Problem statement: Return each line of the data below that contains the string "JSON".

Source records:
□ □ □ □ □
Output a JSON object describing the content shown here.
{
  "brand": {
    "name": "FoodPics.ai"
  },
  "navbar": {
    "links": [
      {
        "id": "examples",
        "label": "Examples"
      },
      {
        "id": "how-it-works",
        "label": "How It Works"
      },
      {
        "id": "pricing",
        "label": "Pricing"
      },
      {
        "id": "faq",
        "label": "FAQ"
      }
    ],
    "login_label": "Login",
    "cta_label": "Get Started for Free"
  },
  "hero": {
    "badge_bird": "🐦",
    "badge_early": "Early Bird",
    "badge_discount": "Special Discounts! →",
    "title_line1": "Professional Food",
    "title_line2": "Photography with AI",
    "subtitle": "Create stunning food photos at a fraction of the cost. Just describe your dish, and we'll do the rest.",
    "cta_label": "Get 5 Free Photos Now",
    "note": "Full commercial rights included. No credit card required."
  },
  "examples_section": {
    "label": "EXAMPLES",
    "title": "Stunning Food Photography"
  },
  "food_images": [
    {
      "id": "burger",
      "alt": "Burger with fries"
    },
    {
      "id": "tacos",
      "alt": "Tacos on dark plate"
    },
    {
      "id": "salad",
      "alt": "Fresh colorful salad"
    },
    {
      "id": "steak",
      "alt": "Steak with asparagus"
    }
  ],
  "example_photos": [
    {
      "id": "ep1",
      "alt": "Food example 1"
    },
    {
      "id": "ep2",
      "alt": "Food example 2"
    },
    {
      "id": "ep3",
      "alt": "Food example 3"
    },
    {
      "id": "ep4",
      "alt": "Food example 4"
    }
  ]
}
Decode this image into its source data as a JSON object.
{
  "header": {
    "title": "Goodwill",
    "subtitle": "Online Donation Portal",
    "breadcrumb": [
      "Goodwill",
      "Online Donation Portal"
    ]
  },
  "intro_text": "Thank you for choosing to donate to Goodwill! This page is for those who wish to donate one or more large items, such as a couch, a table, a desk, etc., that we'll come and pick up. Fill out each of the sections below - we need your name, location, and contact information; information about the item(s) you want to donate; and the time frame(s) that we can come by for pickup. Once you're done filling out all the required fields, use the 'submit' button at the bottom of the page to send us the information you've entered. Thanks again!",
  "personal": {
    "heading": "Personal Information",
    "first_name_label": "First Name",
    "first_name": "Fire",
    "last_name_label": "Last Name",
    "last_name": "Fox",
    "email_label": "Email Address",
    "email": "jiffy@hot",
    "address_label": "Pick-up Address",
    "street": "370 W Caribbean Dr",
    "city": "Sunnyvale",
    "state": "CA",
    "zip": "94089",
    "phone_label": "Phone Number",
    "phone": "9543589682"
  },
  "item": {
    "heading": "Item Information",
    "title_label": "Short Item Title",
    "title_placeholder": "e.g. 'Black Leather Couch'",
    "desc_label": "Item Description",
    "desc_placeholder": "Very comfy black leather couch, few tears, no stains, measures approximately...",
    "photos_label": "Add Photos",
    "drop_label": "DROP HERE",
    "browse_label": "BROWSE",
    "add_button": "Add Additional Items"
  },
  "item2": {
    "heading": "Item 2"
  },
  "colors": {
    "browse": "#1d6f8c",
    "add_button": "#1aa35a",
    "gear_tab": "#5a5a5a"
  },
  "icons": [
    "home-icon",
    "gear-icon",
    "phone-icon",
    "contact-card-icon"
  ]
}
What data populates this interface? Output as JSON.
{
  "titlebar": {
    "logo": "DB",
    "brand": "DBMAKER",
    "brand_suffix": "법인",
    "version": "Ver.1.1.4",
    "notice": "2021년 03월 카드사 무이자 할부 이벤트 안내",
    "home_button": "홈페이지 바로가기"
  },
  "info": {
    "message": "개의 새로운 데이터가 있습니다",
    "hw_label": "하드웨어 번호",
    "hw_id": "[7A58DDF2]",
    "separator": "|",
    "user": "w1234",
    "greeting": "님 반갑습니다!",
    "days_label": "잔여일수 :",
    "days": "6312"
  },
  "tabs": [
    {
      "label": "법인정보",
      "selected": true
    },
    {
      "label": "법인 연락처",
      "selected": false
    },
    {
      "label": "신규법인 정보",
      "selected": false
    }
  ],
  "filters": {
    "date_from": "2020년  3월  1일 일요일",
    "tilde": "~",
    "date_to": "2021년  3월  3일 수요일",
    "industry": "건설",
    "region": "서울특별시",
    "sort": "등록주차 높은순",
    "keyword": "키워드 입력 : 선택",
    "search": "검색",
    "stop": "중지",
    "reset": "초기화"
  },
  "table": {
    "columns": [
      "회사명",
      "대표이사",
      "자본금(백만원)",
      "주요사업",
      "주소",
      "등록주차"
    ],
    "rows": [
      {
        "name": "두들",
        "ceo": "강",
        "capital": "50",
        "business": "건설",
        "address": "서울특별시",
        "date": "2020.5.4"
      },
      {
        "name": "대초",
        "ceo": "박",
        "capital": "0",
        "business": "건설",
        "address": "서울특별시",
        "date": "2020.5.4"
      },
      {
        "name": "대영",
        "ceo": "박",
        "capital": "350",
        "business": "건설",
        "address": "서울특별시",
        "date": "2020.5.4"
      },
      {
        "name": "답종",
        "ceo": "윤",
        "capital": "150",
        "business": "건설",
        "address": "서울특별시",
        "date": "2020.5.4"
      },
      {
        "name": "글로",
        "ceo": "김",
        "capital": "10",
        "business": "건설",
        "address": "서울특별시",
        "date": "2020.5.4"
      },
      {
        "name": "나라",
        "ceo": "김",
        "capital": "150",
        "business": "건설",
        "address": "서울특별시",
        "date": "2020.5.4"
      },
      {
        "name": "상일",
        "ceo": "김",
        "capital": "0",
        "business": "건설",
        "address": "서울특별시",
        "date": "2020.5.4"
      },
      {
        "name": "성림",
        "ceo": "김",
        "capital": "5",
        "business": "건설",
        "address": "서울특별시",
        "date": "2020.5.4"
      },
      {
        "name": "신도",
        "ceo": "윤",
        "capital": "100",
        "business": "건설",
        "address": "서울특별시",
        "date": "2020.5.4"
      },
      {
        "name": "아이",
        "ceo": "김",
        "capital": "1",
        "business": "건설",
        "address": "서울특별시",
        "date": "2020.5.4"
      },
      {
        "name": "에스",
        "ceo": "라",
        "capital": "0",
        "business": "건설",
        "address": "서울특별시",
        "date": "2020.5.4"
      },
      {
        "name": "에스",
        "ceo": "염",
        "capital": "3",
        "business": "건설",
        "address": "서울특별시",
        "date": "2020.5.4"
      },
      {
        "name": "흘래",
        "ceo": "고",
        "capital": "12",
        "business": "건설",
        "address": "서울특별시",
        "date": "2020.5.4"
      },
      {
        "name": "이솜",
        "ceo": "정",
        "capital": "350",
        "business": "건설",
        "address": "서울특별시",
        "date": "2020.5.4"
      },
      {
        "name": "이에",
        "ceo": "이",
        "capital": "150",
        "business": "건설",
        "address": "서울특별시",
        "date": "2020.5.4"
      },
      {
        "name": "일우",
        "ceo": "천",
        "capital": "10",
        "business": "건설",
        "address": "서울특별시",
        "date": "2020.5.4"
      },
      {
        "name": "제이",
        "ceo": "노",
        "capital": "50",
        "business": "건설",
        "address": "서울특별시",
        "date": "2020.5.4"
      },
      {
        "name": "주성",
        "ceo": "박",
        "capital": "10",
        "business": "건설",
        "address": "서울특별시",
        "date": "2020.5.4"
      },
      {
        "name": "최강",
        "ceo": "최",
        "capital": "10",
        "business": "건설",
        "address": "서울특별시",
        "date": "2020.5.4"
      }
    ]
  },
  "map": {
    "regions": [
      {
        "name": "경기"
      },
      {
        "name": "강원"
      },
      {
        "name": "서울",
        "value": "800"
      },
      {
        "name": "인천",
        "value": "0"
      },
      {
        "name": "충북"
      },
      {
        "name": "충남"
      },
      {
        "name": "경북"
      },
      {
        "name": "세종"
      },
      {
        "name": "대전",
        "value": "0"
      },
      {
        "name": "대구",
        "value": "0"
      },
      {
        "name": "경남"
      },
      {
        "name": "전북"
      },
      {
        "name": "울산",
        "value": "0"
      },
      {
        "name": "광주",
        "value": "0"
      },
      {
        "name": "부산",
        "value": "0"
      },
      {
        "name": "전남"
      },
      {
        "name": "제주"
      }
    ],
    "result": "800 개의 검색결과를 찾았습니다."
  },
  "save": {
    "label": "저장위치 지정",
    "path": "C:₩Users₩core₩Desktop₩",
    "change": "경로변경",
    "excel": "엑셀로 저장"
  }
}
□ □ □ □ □
Solved problem:
Output a JSON object describing the content shown here.
Decode this image into its source data as a JSON object.
What data populates this interface? Output as JSON.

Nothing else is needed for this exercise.